The main thing you need to worry about when taking pictures is the exposure of your image. The exposure is basically how dark or bright your image is. The lighting tips in step 1 should have helped with this!
You don't want your photo to be so dark that you can't read your label. You also don't want it so bright that none of the details are visible.
In these two images you can see the first one was way too bright. The sun came out from behind a cloud and created some harsh shadows on the image. I waited a few minutes for the sun to disappear again and got the second image. Which has a much more even light to it, especially in the background.
When using an iPhone you can tap and hold your finger on your product to set that as the main exposure point for your photo. This will make sure that your product is correctly exposed even if the rest of the photo isn't. Other phones will have similar features so experiment or look up guides on how to use your particular model.
Once you have chosen your subject as the main focus for your exposure you can adjust it slightly by increasing or decreasing the exposure or brightness. On an iPhone you can do this by sliding the little sun up and down on it's slider.
The thing to do is to push the little shutter button to capture your image!
Step 6: Editing
For the sake of this blog I'm assuming you don't have access to paid for apps so we just do some basic editing using the Instagram app. It's actually quite good for photo editing and is completely free!
Open your Instagram app and choose the photo you think is the best from your photo shoot. I think my shot with the orange background and even lighting is my favourite.
2. Click the edit tab at the bottom and then adjust.
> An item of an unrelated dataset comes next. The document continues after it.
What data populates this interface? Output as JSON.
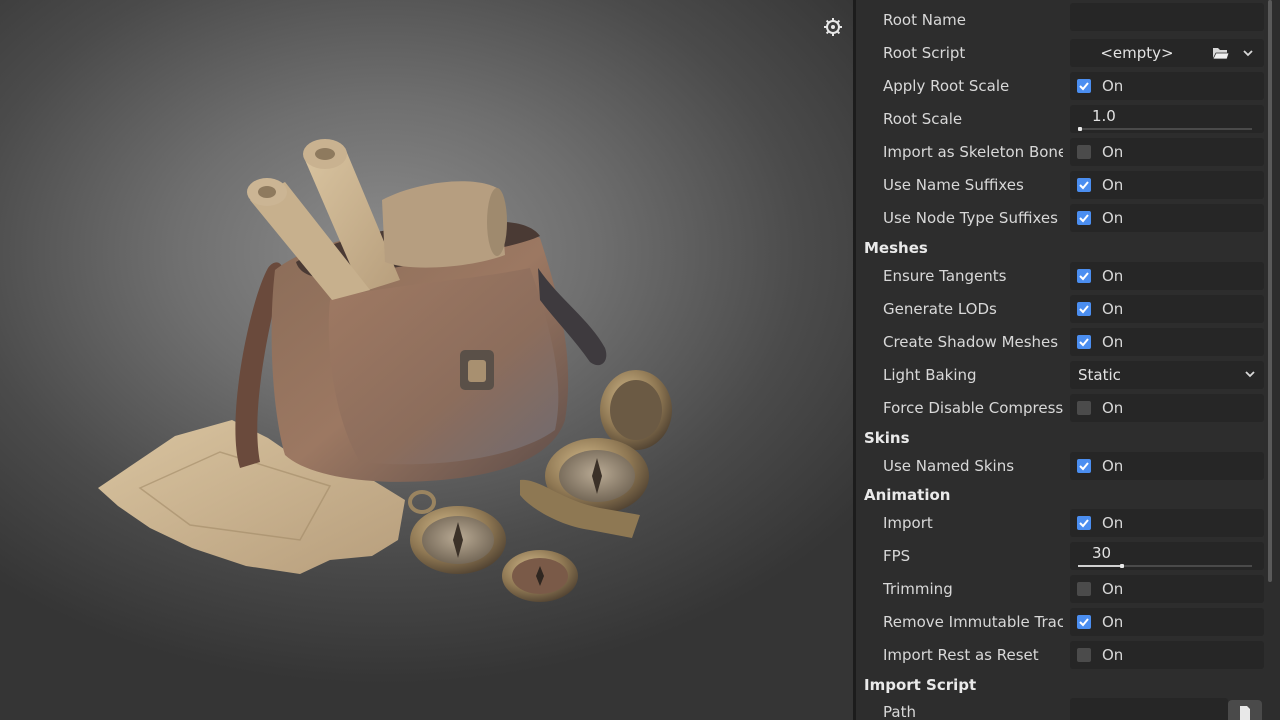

Crop and straighten your image to how you think it will look best on Instagram.
3. Adjust the brightness so the image in nicely exposed all over.
4. Increase the contrast to help all the colours stand out and make the image more vibrant.
5. As the subject is in the centre of the frame I decided to add a vignette. This darkens the edges of the frame which helps highlight the centre. This is an optional adjustment.
6. Apply your chosen filter and reduce the amount of it. Reducing the amount is really important as you don't want it too powerful, just a nice subtle adjustment to your image.
And that's it! It is now ready to be posted to your social media or on your website, blog, email newsletter. Wherever it's needed.
Here are the two images side by side. Straight out of the camera and edited. What do you think?
Step 7: Practice, practice, practice
With most hobbies/ passions/ jobs, practice is key. No one is going to be amazing at something overnight. Despite wanting that to happen. My biggest piece of advice to you would be to practice. Get your phone and your product and take lots of photos. Experiment in different environments and with different props to create your story.
Don't forget to perfect your style. These are your photos of your product. So it needs to be in your style. As mentioned earlier everyone has their own unique voice and style. You just need to find it. Take pictures, try different things. Think outside the box. Go off the beaten path. Look for new angles. Don’t be afraid to try something new. Keep practicing and experimenting until you find something you like. And then hone that skill. Work on it. Keep that in mind every time you take a new picture. Does this fit my style? Does this tie in to my other shots.
The most important thing with photography is to enjoy yourself. It's an artistic creative process!
The most important thing that I would tell you is to enjoy yourself and have fun. Take loads of pictures, experiment, try new things! Not every picture has to be perfect. Not every picture has to be liked by thousands of people on Instagram.
Thanks for reading my first product photography guide. I hope you found it helpful and useful in some way. If you have any questions please leave a comment below.
If you have a go at taking your own product photos don't forget to tag us in any posts! We love to see what our customers are up to. You can follow us on Instagram @Sen5esbottles and don't forget to tag us and us the hashtag #sen5esbottles.
And remember if you want to have your product professionally photographed, don't forget to head over to our product photography page.
All the best
Paul at Sen5es.co.uk